→ **WHAT THE TASK ASKS**: No record may be left out; print them all verbatim.

→ **RECORDS TO USE**:
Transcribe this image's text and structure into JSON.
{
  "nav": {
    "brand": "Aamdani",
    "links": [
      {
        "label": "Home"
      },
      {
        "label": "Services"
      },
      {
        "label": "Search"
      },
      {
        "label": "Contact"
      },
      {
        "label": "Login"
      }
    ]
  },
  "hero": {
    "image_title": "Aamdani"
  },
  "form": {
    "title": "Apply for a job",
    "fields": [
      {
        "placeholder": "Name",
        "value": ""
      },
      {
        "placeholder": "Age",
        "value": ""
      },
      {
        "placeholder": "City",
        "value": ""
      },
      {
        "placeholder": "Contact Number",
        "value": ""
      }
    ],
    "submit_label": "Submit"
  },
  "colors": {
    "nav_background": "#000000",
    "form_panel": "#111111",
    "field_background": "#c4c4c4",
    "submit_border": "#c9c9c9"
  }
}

→ **TASK SOLUTION**:
Transcribe this image's text and structure into JSON.
{
  "nav": {
    "brand": "Aamdani",
    "links": [
      {
        "label": "Home"
      },
      {
        "label": "Services"
      },
      {
        "label": "Search"
      },
      {
        "label": "Contact"
      },
      {
        "label": "Login"
      }
    ]
  },
  "hero": {
    "image_title": "Aamdani"
  },
  "form": {
    "title": "Apply for a job",
    "fields": [
      {
        "placeholder": "Name",
        "value": ""
      },
      {
        "placeholder": "Age",
        "value": ""
      },
      {
        "placeholder": "City",
        "value": ""
      },
      {
        "placeholder": "Contact Number",
        "value": ""
      }
    ],
    "submit_label": "Submit"
  },
  "colors": {
    "nav_background": "#000000",
    "form_panel": "#111111",
    "field_background": "#c4c4c4",
    "submit_border": "#c9c9c9"
  }
}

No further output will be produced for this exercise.